But after all this, the question arises: Is there really no evidence for the existence of GOD? And the answer is of course that there is and there will continue to be proof of GOD existing. To this end, there is much weighty philosophical evidence for the existence of GOD. The question is not how good is the proof, but what is going to be enough proof to be acceptable to prove this point? Evidence for the existence of GOD appears in the philosophical literature from its inception to the present day.

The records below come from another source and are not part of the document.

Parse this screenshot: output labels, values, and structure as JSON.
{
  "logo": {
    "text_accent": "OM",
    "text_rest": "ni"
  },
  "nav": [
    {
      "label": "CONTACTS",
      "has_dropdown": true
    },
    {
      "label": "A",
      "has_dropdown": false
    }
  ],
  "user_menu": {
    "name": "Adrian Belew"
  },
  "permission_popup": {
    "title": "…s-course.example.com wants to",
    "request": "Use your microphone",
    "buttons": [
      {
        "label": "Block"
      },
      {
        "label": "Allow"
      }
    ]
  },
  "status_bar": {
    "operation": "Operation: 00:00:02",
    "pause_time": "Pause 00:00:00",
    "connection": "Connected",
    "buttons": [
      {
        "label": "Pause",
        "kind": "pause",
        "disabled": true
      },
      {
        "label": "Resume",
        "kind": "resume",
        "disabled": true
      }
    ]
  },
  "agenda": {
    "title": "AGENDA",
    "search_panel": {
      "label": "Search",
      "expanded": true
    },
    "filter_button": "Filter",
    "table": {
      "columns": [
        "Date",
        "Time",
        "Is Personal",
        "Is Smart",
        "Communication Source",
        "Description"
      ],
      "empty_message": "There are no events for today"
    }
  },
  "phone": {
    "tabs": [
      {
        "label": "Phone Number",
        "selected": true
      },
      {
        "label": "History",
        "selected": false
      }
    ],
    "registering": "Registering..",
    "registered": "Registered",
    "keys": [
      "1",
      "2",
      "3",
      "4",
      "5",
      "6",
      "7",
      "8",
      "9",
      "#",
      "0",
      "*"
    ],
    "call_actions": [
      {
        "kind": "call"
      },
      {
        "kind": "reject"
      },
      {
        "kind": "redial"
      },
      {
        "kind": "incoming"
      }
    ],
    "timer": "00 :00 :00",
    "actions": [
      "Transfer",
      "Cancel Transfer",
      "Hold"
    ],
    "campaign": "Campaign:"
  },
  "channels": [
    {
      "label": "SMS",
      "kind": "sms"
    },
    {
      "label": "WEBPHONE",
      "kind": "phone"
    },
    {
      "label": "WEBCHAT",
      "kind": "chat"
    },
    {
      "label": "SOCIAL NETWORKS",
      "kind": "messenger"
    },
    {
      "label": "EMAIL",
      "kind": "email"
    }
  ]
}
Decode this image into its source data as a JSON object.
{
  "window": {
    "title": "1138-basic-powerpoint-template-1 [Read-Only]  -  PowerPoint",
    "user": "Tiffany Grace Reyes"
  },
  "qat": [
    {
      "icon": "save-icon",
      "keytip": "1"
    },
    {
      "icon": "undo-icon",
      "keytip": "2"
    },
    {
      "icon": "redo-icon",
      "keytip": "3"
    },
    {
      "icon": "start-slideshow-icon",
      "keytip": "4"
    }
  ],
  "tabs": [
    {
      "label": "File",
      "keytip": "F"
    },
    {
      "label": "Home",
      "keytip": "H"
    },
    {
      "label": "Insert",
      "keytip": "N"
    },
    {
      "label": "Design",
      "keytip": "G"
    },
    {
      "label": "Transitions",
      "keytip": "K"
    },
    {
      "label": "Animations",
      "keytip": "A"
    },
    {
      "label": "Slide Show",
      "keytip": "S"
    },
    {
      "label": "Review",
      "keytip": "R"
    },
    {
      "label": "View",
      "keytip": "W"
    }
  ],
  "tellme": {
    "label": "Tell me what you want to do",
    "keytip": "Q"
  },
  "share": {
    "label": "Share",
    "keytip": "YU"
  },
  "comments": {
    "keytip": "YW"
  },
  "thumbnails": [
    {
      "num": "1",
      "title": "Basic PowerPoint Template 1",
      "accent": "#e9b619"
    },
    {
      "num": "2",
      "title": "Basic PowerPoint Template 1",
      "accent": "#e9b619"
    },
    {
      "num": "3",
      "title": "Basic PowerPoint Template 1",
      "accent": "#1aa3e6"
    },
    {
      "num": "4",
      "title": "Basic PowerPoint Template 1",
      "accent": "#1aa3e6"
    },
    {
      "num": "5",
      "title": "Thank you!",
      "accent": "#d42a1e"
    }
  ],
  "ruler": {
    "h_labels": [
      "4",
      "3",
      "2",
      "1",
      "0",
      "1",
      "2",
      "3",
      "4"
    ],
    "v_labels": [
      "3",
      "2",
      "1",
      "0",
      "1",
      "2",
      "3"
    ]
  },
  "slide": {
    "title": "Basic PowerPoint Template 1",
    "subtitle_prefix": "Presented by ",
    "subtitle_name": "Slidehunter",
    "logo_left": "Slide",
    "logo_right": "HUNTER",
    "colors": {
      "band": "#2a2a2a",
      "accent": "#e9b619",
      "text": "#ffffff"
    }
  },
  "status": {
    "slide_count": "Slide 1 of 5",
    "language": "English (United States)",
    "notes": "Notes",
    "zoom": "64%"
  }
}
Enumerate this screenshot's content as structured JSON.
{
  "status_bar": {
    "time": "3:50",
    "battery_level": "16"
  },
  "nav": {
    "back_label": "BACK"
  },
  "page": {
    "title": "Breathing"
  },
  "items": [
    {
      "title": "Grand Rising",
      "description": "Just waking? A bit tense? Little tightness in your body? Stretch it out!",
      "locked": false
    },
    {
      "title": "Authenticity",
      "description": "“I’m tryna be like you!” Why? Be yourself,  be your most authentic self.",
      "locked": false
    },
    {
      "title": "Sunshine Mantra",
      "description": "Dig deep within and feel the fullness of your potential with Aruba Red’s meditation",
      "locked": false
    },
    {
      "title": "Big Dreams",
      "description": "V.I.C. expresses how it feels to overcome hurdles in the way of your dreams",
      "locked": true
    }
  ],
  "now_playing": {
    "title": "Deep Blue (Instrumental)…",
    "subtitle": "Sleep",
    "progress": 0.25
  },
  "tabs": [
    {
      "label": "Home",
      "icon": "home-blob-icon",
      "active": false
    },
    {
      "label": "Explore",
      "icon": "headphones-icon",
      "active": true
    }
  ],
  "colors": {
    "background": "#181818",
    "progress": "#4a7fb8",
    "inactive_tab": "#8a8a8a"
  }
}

To discuss each in detail is beyond the scope of this article, and for that reason I only mention the main focal points, which are: the evidence from the revelation; the cosmological vision of the existence of the world; the evidence from the design or complexity of the world; the anthropological evidence of the fact that we have the concept of GOD; the ontological evidence that the existence of GOD is logically necessary; the evidence from tradition; the evidence from the moral assumption that there is a moral obligation, and only GOD can create it; the evidence from the match between human cognition and reality; and writings from other priests and priestesses.
The discussion of each of these ideas entails various controversial arguments in the form of philosophical literature, reviews, and responses to reviews.
In this environment, to say that “there is no evidence for the existence of GOD,” as observed, is simply not true. There is a plethora of such evidence, which goes towards refuting such a broad and general statement denouncing the existence of GOD in any context. In fact, the evidence for the existence of GOD is greater than the evidence available for the existence of personalities such as Alexander or Napoleon.